“Air Passenger Duty
1.152 In the June Budget 2010, the Government undertook to explore changes to the aviation
tax system, including switching from a per-passenger to a per-plane duty. The UK’s international
obligations in this area include Air Service Agreements with over 150 different countries and the
1944 Chicago Convention. The Government will not introduce a per-plane duty at the present
time, given concerns over the legality and feasibility of this approach. The Government will start
a programme of intensive work with our international partners to build consensus for a perplane
duty in the future.
1.153 Today the Government is launching a consultation on reform of Air Passenger
Duty. The Government wants a simple tax system for air transport services which does not
hamper growth, which ensures a fair contribution toward the public finances and which will
support the reduction of global emissions. The consultation includes plans to extend the tax
system to flights taken aboard business jets for the first time. The Government will also
freeze Air Passenger Duty rates for 2011-12, with the RPI increase assumed in the
forecast deferred to April 2012.

2.140 Aviation tax: rates – Air Passenger Duty (APD) rates will be frozen for 2011-12. The RPI
increase assumed in the forecast will be deferred and implemented alongside the April 2012 RPI
increase. (Finance Bill 2012) (36)
2.141 Aviation tax: consultation and business jets – At the June Budget 2010, the
Government announced it would explore changes to the aviation tax system and that major
changes would be subject to consultation. A consultation on the structure of APD, launched on

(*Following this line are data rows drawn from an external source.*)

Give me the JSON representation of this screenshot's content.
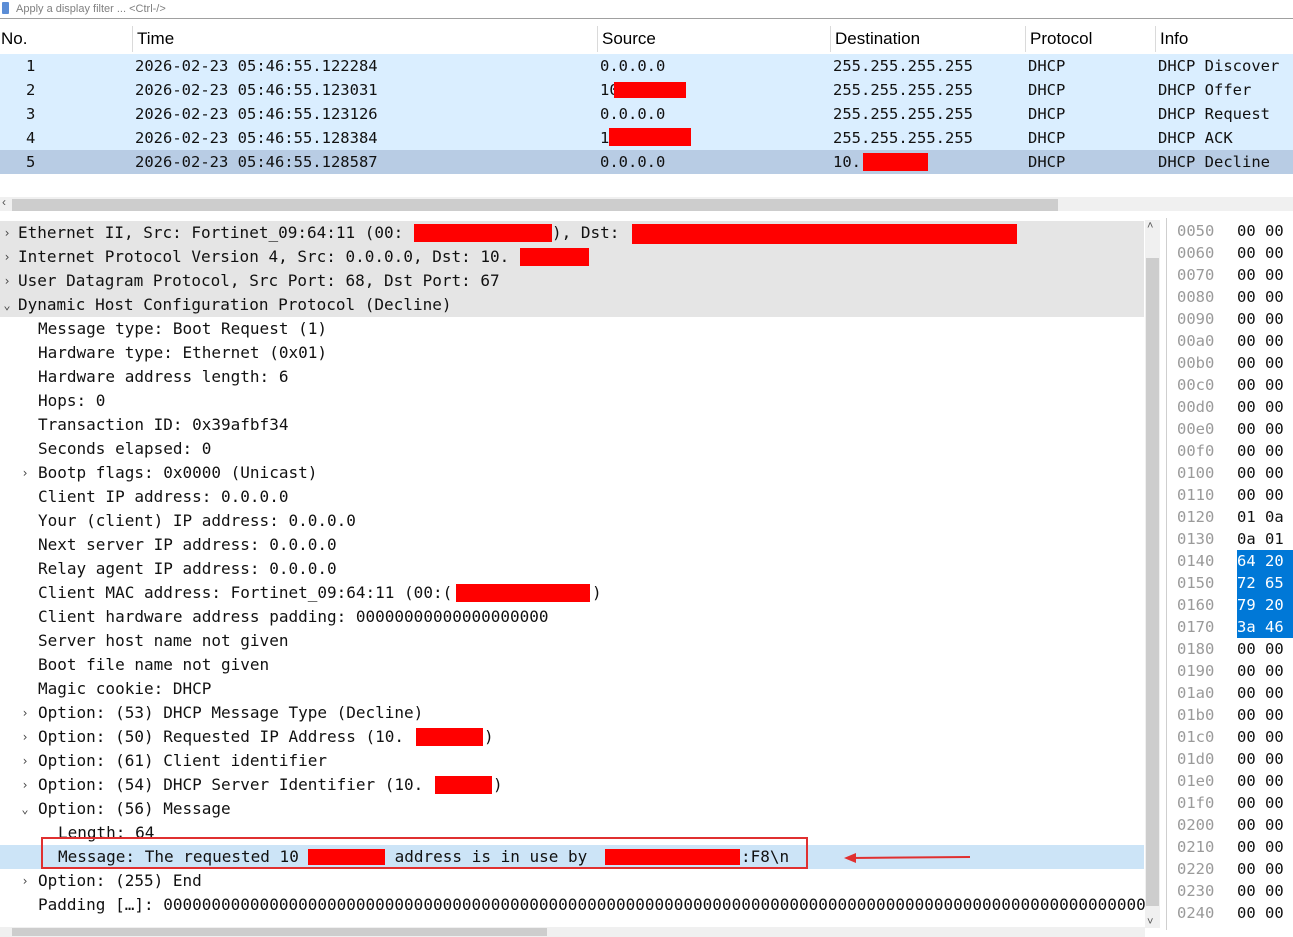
{
  "filter": {
    "placeholder": "Apply a display filter ... <Ctrl-/>"
  },
  "packet_list": {
    "columns": [
      "No.",
      "Time",
      "Source",
      "Destination",
      "Protocol",
      "Info"
    ],
    "rows": [
      {
        "no": "1",
        "time": "2026-02-23 05:46:55.122284",
        "src": "0.0.0.0",
        "dst": "255.255.255.255",
        "proto": "DHCP",
        "info": "DHCP Discover"
      },
      {
        "no": "2",
        "time": "2026-02-23 05:46:55.123031",
        "src": "10",
        "dst": "255.255.255.255",
        "proto": "DHCP",
        "info": "DHCP Offer"
      },
      {
        "no": "3",
        "time": "2026-02-23 05:46:55.123126",
        "src": "0.0.0.0",
        "dst": "255.255.255.255",
        "proto": "DHCP",
        "info": "DHCP Request"
      },
      {
        "no": "4",
        "time": "2026-02-23 05:46:55.128384",
        "src": "1",
        "dst": "255.255.255.255",
        "proto": "DHCP",
        "info": "DHCP ACK"
      },
      {
        "no": "5",
        "time": "2026-02-23 05:46:55.128587",
        "src": "0.0.0.0",
        "dst": "10.",
        "proto": "DHCP",
        "info": "DHCP Decline"
      }
    ]
  },
  "details": {
    "lines": [
      {
        "text": "Ethernet II, Src: Fortinet_09:64:11 (00:",
        "tail": "), Dst: ",
        "arrow": "›",
        "indent": 0
      },
      {
        "text": "Internet Protocol Version 4, Src: 0.0.0.0, Dst: 10.",
        "tail": "",
        "arrow": "›",
        "indent": 0
      },
      {
        "text": "User Datagram Protocol, Src Port: 68, Dst Port: 67",
        "tail": "",
        "arrow": "›",
        "indent": 0
      },
      {
        "text": "Dynamic Host Configuration Protocol (Decline)",
        "tail": "",
        "arrow": "⌄",
        "indent": 0
      },
      {
        "text": "Message type: Boot Request (1)",
        "tail": "",
        "arrow": "",
        "indent": 1
      },
      {
        "text": "Hardware type: Ethernet (0x01)",
        "tail": "",
        "arrow": "",
        "indent": 1
      },
      {
        "text": "Hardware address length: 6",
        "tail": "",
        "arrow": "",
        "indent": 1
      },
      {
        "text": "Hops: 0",
        "tail": "",
        "arrow": "",
        "indent": 1
      },
      {
        "text": "Transaction ID: 0x39afbf34",
        "tail": "",
        "arrow": "",
        "indent": 1
      },
      {
        "text": "Seconds elapsed: 0",
        "tail": "",
        "arrow": "",
        "indent": 1
      },
      {
        "text": "Bootp flags: 0x0000 (Unicast)",
        "tail": "",
        "arrow": "›",
        "indent": 1
      },
      {
        "text": "Client IP address: 0.0.0.0",
        "tail": "",
        "arrow": "",
        "indent": 1
      },
      {
        "text": "Your (client) IP address: 0.0.0.0",
        "tail": "",
        "arrow": "",
        "indent": 1
      },
      {
        "text": "Next server IP address: 0.0.0.0",
        "tail": "",
        "arrow": "",
        "indent": 1
      },
      {
        "text": "Relay agent IP address: 0.0.0.0",
        "tail": "",
        "arrow": "",
        "indent": 1
      },
      {
        "text": "Client MAC address: Fortinet_09:64:11 (00:(",
        "tail": ")",
        "arrow": "",
        "indent": 1
      },
      {
        "text": "Client hardware address padding: 00000000000000000000",
        "tail": "",
        "arrow": "",
        "indent": 1
      },
      {
        "text": "Server host name not given",
        "tail": "",
        "arrow": "",
        "indent": 1
      },
      {
        "text": "Boot file name not given",
        "tail": "",
        "arrow": "",
        "indent": 1
      },
      {
        "text": "Magic cookie: DHCP",
        "tail": "",
        "arrow": "",
        "indent": 1
      },
      {
        "text": "Option: (53) DHCP Message Type (Decline)",
        "tail": "",
        "arrow": "›",
        "indent": 1
      },
      {
        "text": "Option: (50) Requested IP Address (10.",
        "tail": ")",
        "arrow": "›",
        "indent": 1
      },
      {
        "text": "Option: (61) Client identifier",
        "tail": "",
        "arrow": "›",
        "indent": 1
      },
      {
        "text": "Option: (54) DHCP Server Identifier (10.",
        "tail": ")",
        "arrow": "›",
        "indent": 1
      },
      {
        "text": "Option: (56) Message",
        "tail": "",
        "arrow": "⌄",
        "indent": 1
      },
      {
        "text": "Length: 64",
        "tail": "",
        "arrow": "",
        "indent": 2
      },
      {
        "text": "Message: The requested 10",
        "mid": " address is in use by ",
        "tail": ":F8\\n",
        "arrow": "",
        "indent": 2
      },
      {
        "text": "Option: (255) End",
        "tail": "",
        "arrow": "›",
        "indent": 1
      },
      {
        "text": "Padding […]: 000000000000000000000000000000000000000000000000000000000000000000000000000000000000000000000000000000",
        "tail": "",
        "arrow": "",
        "indent": 1
      }
    ]
  },
  "hex": {
    "rows": [
      {
        "off": "0050",
        "bytes": "00 00"
      },
      {
        "off": "0060",
        "bytes": "00 00"
      },
      {
        "off": "0070",
        "bytes": "00 00"
      },
      {
        "off": "0080",
        "bytes": "00 00"
      },
      {
        "off": "0090",
        "bytes": "00 00"
      },
      {
        "off": "00a0",
        "bytes": "00 00"
      },
      {
        "off": "00b0",
        "bytes": "00 00"
      },
      {
        "off": "00c0",
        "bytes": "00 00"
      },
      {
        "off": "00d0",
        "bytes": "00 00"
      },
      {
        "off": "00e0",
        "bytes": "00 00"
      },
      {
        "off": "00f0",
        "bytes": "00 00"
      },
      {
        "off": "0100",
        "bytes": "00 00"
      },
      {
        "off": "0110",
        "bytes": "00 00"
      },
      {
        "off": "0120",
        "bytes": "01 0a"
      },
      {
        "off": "0130",
        "bytes": "0a 01"
      },
      {
        "off": "0140",
        "bytes": "64 20"
      },
      {
        "off": "0150",
        "bytes": "72 65"
      },
      {
        "off": "0160",
        "bytes": "79 20"
      },
      {
        "off": "0170",
        "bytes": "3a 46"
      },
      {
        "off": "0180",
        "bytes": "00 00"
      },
      {
        "off": "0190",
        "bytes": "00 00"
      },
      {
        "off": "01a0",
        "bytes": "00 00"
      },
      {
        "off": "01b0",
        "bytes": "00 00"
      },
      {
        "off": "01c0",
        "bytes": "00 00"
      },
      {
        "off": "01d0",
        "bytes": "00 00"
      },
      {
        "off": "01e0",
        "bytes": "00 00"
      },
      {
        "off": "01f0",
        "bytes": "00 00"
      },
      {
        "off": "0200",
        "bytes": "00 00"
      },
      {
        "off": "0210",
        "bytes": "00 00"
      },
      {
        "off": "0220",
        "bytes": "00 00"
      },
      {
        "off": "0230",
        "bytes": "00 00"
      },
      {
        "off": "0240",
        "bytes": "00 00"
      }
    ],
    "selected_color": "#0078d7"
  },
  "colors": {
    "row_bg": "#daeeff",
    "row_selected": "#b8cce4",
    "redaction": "#ff0000",
    "annotation": "#e03030"
  }
}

23 March 2011, includes plans to extend the duty to flights taken aboard business jets. (Finance
Bill 2012)